**What you should do:**
Go through the data below and return each line where the string "heading" appears.

(Data about app and page elements)
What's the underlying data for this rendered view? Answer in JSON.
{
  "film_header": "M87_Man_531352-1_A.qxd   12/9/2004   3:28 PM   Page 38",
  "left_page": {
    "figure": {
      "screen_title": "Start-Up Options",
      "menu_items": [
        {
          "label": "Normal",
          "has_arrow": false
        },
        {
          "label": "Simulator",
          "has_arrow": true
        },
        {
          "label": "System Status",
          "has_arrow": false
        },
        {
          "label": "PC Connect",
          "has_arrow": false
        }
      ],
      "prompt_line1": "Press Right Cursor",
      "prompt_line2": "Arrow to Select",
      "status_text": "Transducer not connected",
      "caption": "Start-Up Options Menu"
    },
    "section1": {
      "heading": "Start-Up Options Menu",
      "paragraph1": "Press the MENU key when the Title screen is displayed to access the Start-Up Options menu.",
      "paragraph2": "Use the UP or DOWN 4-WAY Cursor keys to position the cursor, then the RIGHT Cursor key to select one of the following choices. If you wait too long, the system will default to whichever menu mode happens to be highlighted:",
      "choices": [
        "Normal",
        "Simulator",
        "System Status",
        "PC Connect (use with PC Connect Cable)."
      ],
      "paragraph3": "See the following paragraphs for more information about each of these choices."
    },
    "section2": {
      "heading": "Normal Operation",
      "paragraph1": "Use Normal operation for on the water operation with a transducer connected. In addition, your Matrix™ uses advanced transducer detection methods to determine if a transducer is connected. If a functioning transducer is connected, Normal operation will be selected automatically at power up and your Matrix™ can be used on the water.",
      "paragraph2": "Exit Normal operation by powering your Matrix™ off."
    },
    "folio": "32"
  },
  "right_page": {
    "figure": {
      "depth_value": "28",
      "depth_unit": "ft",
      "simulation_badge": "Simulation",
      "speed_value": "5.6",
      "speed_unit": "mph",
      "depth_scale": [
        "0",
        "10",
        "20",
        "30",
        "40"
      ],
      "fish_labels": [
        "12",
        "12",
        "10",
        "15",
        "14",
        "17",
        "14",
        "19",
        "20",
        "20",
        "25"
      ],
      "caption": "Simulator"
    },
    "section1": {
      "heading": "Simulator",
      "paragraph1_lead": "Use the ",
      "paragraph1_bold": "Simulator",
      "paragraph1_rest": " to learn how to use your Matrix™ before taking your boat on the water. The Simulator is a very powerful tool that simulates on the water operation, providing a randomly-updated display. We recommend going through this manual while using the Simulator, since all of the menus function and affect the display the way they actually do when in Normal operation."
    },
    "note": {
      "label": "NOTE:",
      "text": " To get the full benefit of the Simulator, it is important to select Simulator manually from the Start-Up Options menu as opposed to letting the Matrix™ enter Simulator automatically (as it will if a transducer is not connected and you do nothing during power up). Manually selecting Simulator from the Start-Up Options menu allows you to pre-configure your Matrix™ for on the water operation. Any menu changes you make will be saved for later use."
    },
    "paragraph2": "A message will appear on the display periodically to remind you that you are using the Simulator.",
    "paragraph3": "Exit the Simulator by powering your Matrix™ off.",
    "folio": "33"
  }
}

**Completed task:**
      "heading": "Start-Up Options Menu",
      "heading": "Normal Operation",
      "heading": "Simulator",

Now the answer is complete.